US, Europe collaborating on smart grid standards development
Today, the U.S. Commerce Department's National Institute of Standards and Technology (NIST) and the European Union's (EU) Smart Grid Coordination Group (SG-CG) jointly announced their intention to work together on Smart Grid standards development, emphasizing common goals and areas of focus.
Both NIST and the SG-CG have mandates to coordinate the development of a standards framework for Smart Grids, which can unlock innovation in the electrical sector. The two organizations outlined areas for future collaboration in a joint white paper.
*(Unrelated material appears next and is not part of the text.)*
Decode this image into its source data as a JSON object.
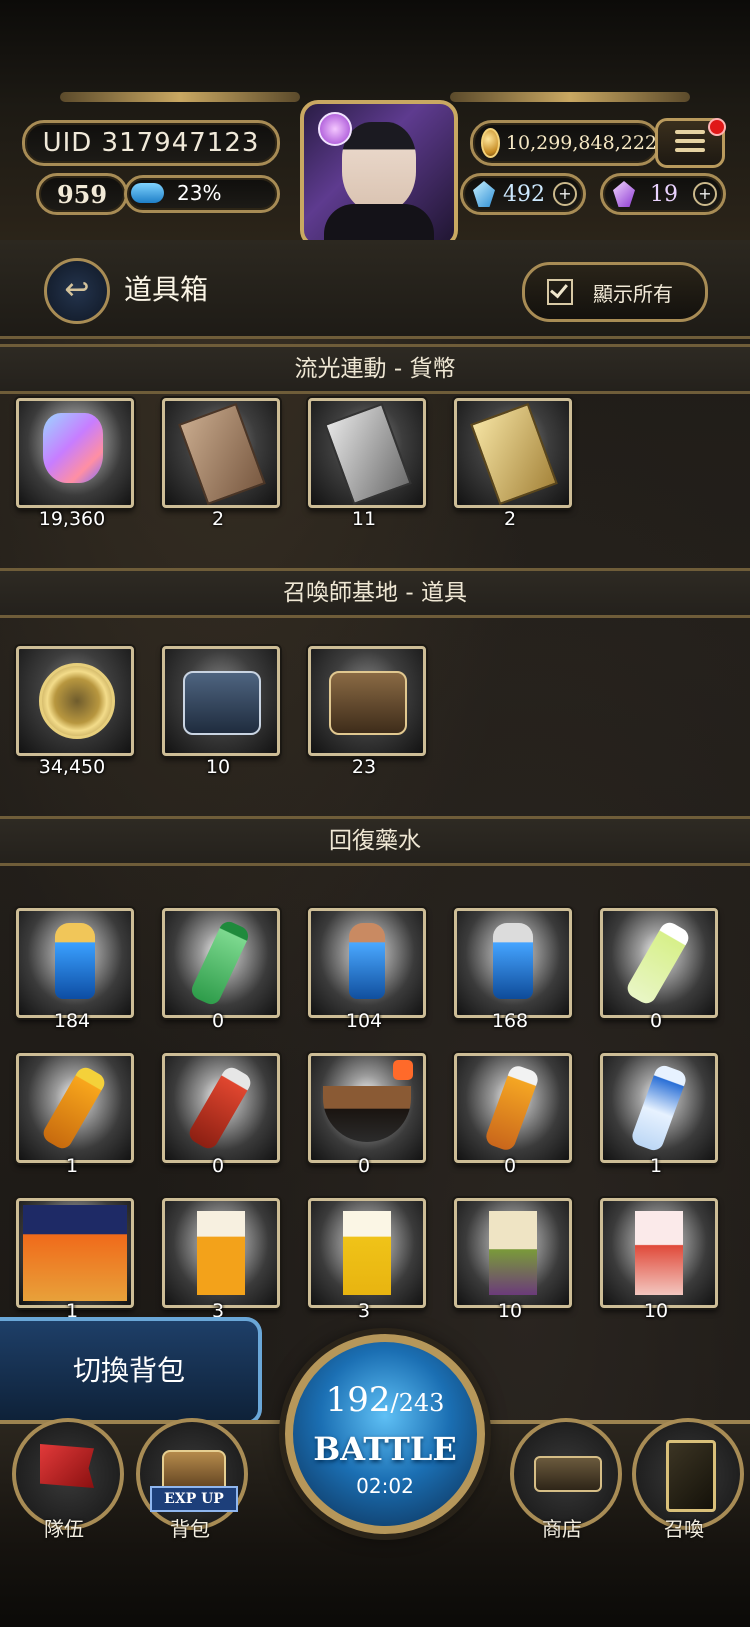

The SG-CG represents three private-sector standards organizations: the European Committee for Standardization (CEN), the European Committee for Electrotechnical Standardization (CENELEC) and the European Telecommunications Standards Institute (ETSI).*
Smart Grids are next-generation electrical grids that attempt to predict and intelligently respond to the behavior and actions of all electric power users connected to itsuppliers, consumers and those that do bothin order to efficiently deliver reliable, economical and sustainable electricity services. The new collaboration is meant to ensure that Smart Grid standards on both continents have as much in common as possible, so that devices and systems that interact with these grids can be designed in similar fashion.
"While the potential benefits of Smart Grids are enormous, they can only be fully reached if we can all agree on global solutions," says Ralph Sporer, chairman of SG-CG. "It is promising to see that NIST and SG-CG will be supporting a number of common positions and areas of collaboration to ensure a consistent set of international standards."
Smart Grids are expected to ease the incorporation of renewable energy sources, energy saving devices and electric vehicles into the power system. Overall goals include the reduction of carbon emissions and security of supply. To promote this transformation, governments on both sides of the Atlantic have taken a number of actions in recent years, including the U.S. Energy Independence and Security Act of 2007 and the American Recovery and Reinvestment Act of 2009, and Europe's Directives 2009/72/EC and 2009/73/EC within the framework of the 3rd Package for the Internal Energy Market. This legislative effort has translated into a number of standards initiatives like the NIST Framework and Roadmap for Smart Grid Interoperability Standards in the United States and a Smart Grid mandate in the EU.
The collaboration aims to harmonize these conceptual frameworks. It also will promote the regular exchange of information regarding such issues as:
- Legislation, regulation and other policies underpinning NIST and SG-CG work
- Respective work methods, work programs and time lines
- Standardization deliverables
- Testing and certification frameworks
- Cybersecurity requirements and technologies
"The need for integration of multiple technologies, the many international activities, and ever-changing technical solutions within a short time frame make standards development a challenging task for standards organizations worldwide," says Arnold, "But this collaboration should help make sure that no one reinvents the wheel."
Arnold adds that NIST's Smart Grid Interoperability Panel (SGIP) plans to draft a letter of intent outlining the specifics of the collaboration in the near future. The White Paper of NIST and SG-CG on Standardization of Smart Grids is available online at www.nist.gov//smartgrid/upload/eu-us-smartgrids-white-paper.pdf.